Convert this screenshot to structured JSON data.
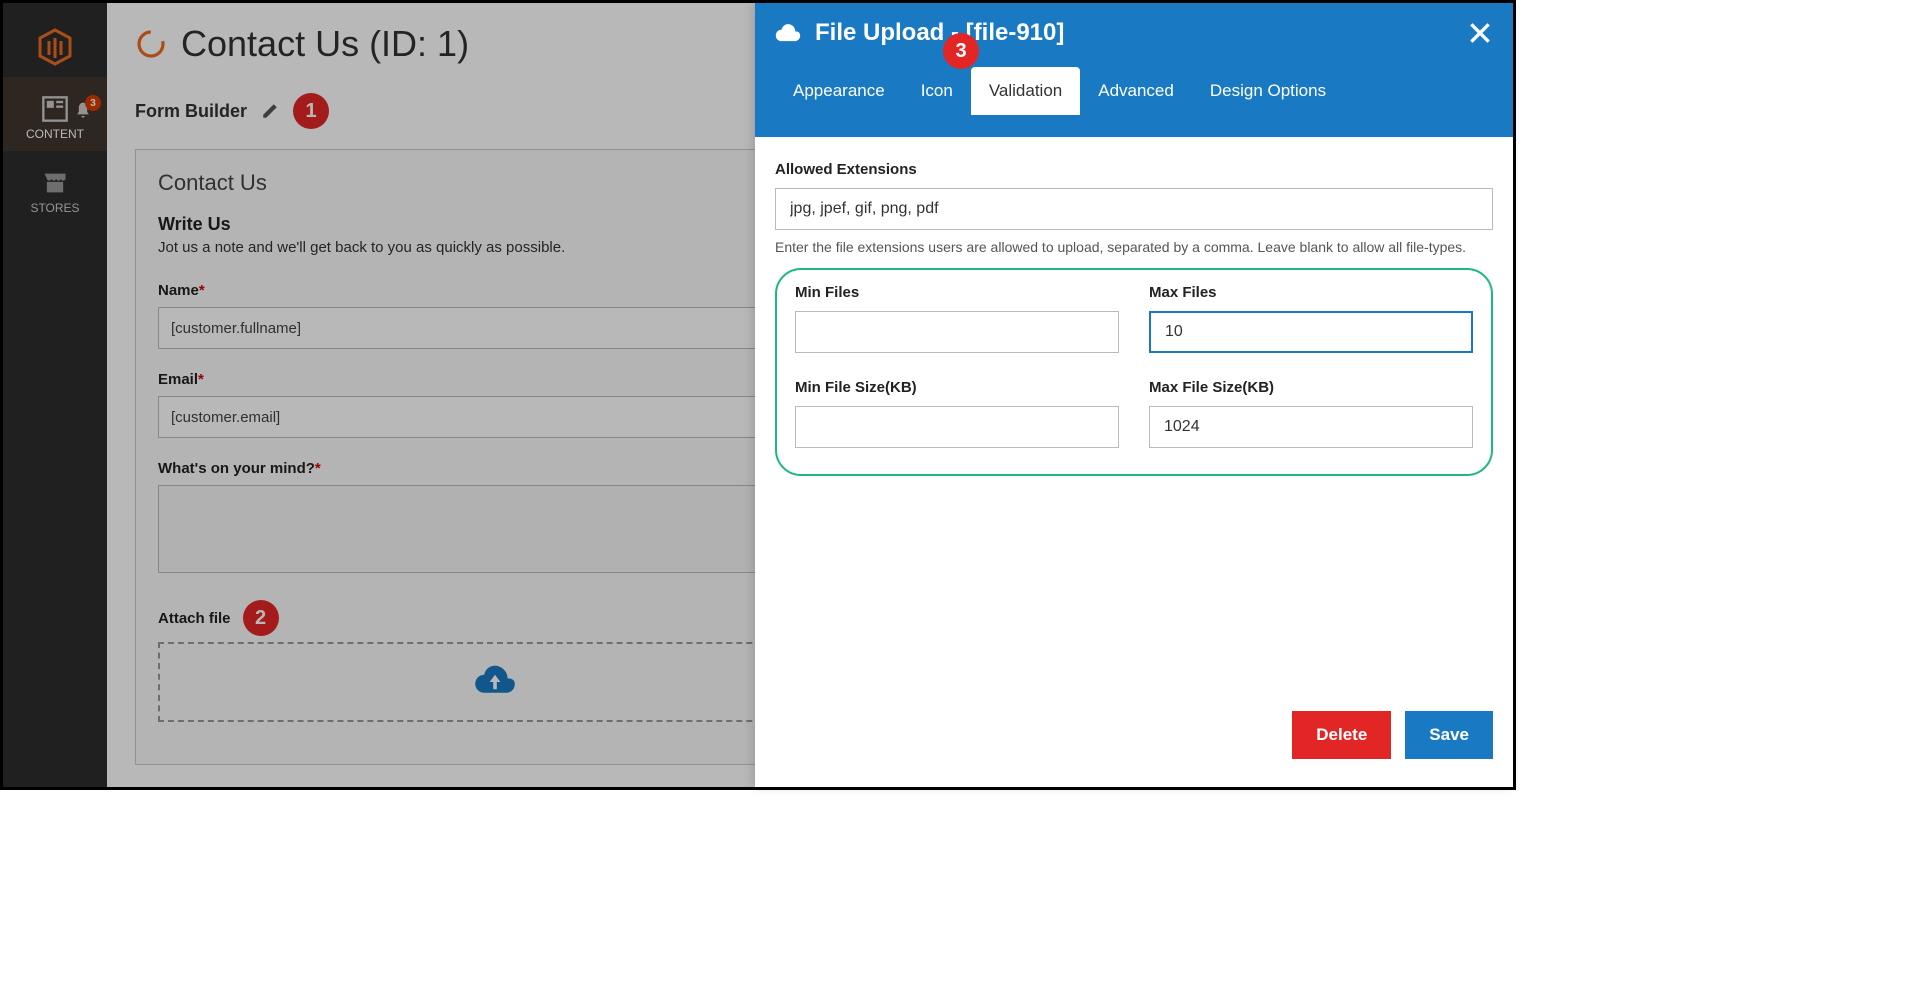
{
  "sidebar": {
    "content_label": "CONTENT",
    "stores_label": "STORES",
    "notif_count": "3"
  },
  "page": {
    "title": "Contact Us (ID: 1)",
    "section": "Form Builder",
    "badge1": "1"
  },
  "canvas": {
    "heading": "Contact Us",
    "subheading": "Write Us",
    "desc": "Jot us a note and we'll get back to you as quickly as possible.",
    "name_label": "Name",
    "name_value": "[customer.fullname]",
    "email_label": "Email",
    "email_value": "[customer.email]",
    "mind_label": "What's on your mind?",
    "attach_label": "Attach file",
    "badge2": "2"
  },
  "panel": {
    "title": "File Upload - [file-910]",
    "badge3": "3",
    "tabs": {
      "appearance": "Appearance",
      "icon": "Icon",
      "validation": "Validation",
      "advanced": "Advanced",
      "design": "Design Options"
    },
    "allowed_ext_label": "Allowed Extensions",
    "allowed_ext_value": "jpg, jpef, gif, png, pdf",
    "allowed_ext_hint": "Enter the file extensions users are allowed to upload, separated by a comma. Leave blank to allow all file-types.",
    "min_files_label": "Min Files",
    "min_files_value": "",
    "max_files_label": "Max Files",
    "max_files_value": "10",
    "min_size_label": "Min File Size(KB)",
    "min_size_value": "",
    "max_size_label": "Max File Size(KB)",
    "max_size_value": "1024",
    "delete_label": "Delete",
    "save_label": "Save"
  }
}
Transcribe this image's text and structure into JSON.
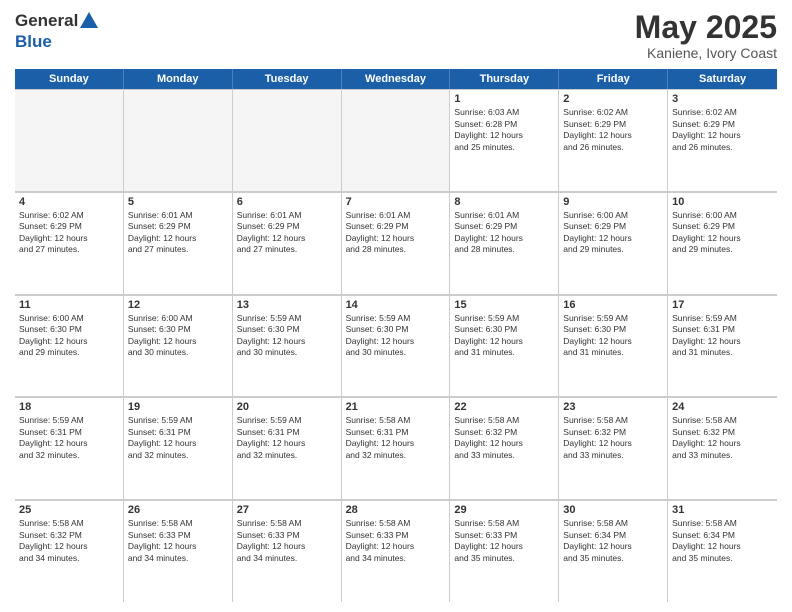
{
  "logo": {
    "line1": "General",
    "line2": "Blue"
  },
  "title": {
    "month_year": "May 2025",
    "location": "Kaniene, Ivory Coast"
  },
  "header_days": [
    "Sunday",
    "Monday",
    "Tuesday",
    "Wednesday",
    "Thursday",
    "Friday",
    "Saturday"
  ],
  "rows": [
    [
      {
        "day": "",
        "text": "",
        "empty": true
      },
      {
        "day": "",
        "text": "",
        "empty": true
      },
      {
        "day": "",
        "text": "",
        "empty": true
      },
      {
        "day": "",
        "text": "",
        "empty": true
      },
      {
        "day": "1",
        "text": "Sunrise: 6:03 AM\nSunset: 6:28 PM\nDaylight: 12 hours\nand 25 minutes."
      },
      {
        "day": "2",
        "text": "Sunrise: 6:02 AM\nSunset: 6:29 PM\nDaylight: 12 hours\nand 26 minutes."
      },
      {
        "day": "3",
        "text": "Sunrise: 6:02 AM\nSunset: 6:29 PM\nDaylight: 12 hours\nand 26 minutes."
      }
    ],
    [
      {
        "day": "4",
        "text": "Sunrise: 6:02 AM\nSunset: 6:29 PM\nDaylight: 12 hours\nand 27 minutes."
      },
      {
        "day": "5",
        "text": "Sunrise: 6:01 AM\nSunset: 6:29 PM\nDaylight: 12 hours\nand 27 minutes."
      },
      {
        "day": "6",
        "text": "Sunrise: 6:01 AM\nSunset: 6:29 PM\nDaylight: 12 hours\nand 27 minutes."
      },
      {
        "day": "7",
        "text": "Sunrise: 6:01 AM\nSunset: 6:29 PM\nDaylight: 12 hours\nand 28 minutes."
      },
      {
        "day": "8",
        "text": "Sunrise: 6:01 AM\nSunset: 6:29 PM\nDaylight: 12 hours\nand 28 minutes."
      },
      {
        "day": "9",
        "text": "Sunrise: 6:00 AM\nSunset: 6:29 PM\nDaylight: 12 hours\nand 29 minutes."
      },
      {
        "day": "10",
        "text": "Sunrise: 6:00 AM\nSunset: 6:29 PM\nDaylight: 12 hours\nand 29 minutes."
      }
    ],
    [
      {
        "day": "11",
        "text": "Sunrise: 6:00 AM\nSunset: 6:30 PM\nDaylight: 12 hours\nand 29 minutes."
      },
      {
        "day": "12",
        "text": "Sunrise: 6:00 AM\nSunset: 6:30 PM\nDaylight: 12 hours\nand 30 minutes."
      },
      {
        "day": "13",
        "text": "Sunrise: 5:59 AM\nSunset: 6:30 PM\nDaylight: 12 hours\nand 30 minutes."
      },
      {
        "day": "14",
        "text": "Sunrise: 5:59 AM\nSunset: 6:30 PM\nDaylight: 12 hours\nand 30 minutes."
      },
      {
        "day": "15",
        "text": "Sunrise: 5:59 AM\nSunset: 6:30 PM\nDaylight: 12 hours\nand 31 minutes."
      },
      {
        "day": "16",
        "text": "Sunrise: 5:59 AM\nSunset: 6:30 PM\nDaylight: 12 hours\nand 31 minutes."
      },
      {
        "day": "17",
        "text": "Sunrise: 5:59 AM\nSunset: 6:31 PM\nDaylight: 12 hours\nand 31 minutes."
      }
    ],
    [
      {
        "day": "18",
        "text": "Sunrise: 5:59 AM\nSunset: 6:31 PM\nDaylight: 12 hours\nand 32 minutes."
      },
      {
        "day": "19",
        "text": "Sunrise: 5:59 AM\nSunset: 6:31 PM\nDaylight: 12 hours\nand 32 minutes."
      },
      {
        "day": "20",
        "text": "Sunrise: 5:59 AM\nSunset: 6:31 PM\nDaylight: 12 hours\nand 32 minutes."
      },
      {
        "day": "21",
        "text": "Sunrise: 5:58 AM\nSunset: 6:31 PM\nDaylight: 12 hours\nand 32 minutes."
      },
      {
        "day": "22",
        "text": "Sunrise: 5:58 AM\nSunset: 6:32 PM\nDaylight: 12 hours\nand 33 minutes."
      },
      {
        "day": "23",
        "text": "Sunrise: 5:58 AM\nSunset: 6:32 PM\nDaylight: 12 hours\nand 33 minutes."
      },
      {
        "day": "24",
        "text": "Sunrise: 5:58 AM\nSunset: 6:32 PM\nDaylight: 12 hours\nand 33 minutes."
      }
    ],
    [
      {
        "day": "25",
        "text": "Sunrise: 5:58 AM\nSunset: 6:32 PM\nDaylight: 12 hours\nand 34 minutes."
      },
      {
        "day": "26",
        "text": "Sunrise: 5:58 AM\nSunset: 6:33 PM\nDaylight: 12 hours\nand 34 minutes."
      },
      {
        "day": "27",
        "text": "Sunrise: 5:58 AM\nSunset: 6:33 PM\nDaylight: 12 hours\nand 34 minutes."
      },
      {
        "day": "28",
        "text": "Sunrise: 5:58 AM\nSunset: 6:33 PM\nDaylight: 12 hours\nand 34 minutes."
      },
      {
        "day": "29",
        "text": "Sunrise: 5:58 AM\nSunset: 6:33 PM\nDaylight: 12 hours\nand 35 minutes."
      },
      {
        "day": "30",
        "text": "Sunrise: 5:58 AM\nSunset: 6:34 PM\nDaylight: 12 hours\nand 35 minutes."
      },
      {
        "day": "31",
        "text": "Sunrise: 5:58 AM\nSunset: 6:34 PM\nDaylight: 12 hours\nand 35 minutes."
      }
    ]
  ]
}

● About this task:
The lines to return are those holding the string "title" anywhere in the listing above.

● Exercise output:
    "title": "Contact Us (ID: 1)",
    "title": "File Upload - [file-910]",
  "title": {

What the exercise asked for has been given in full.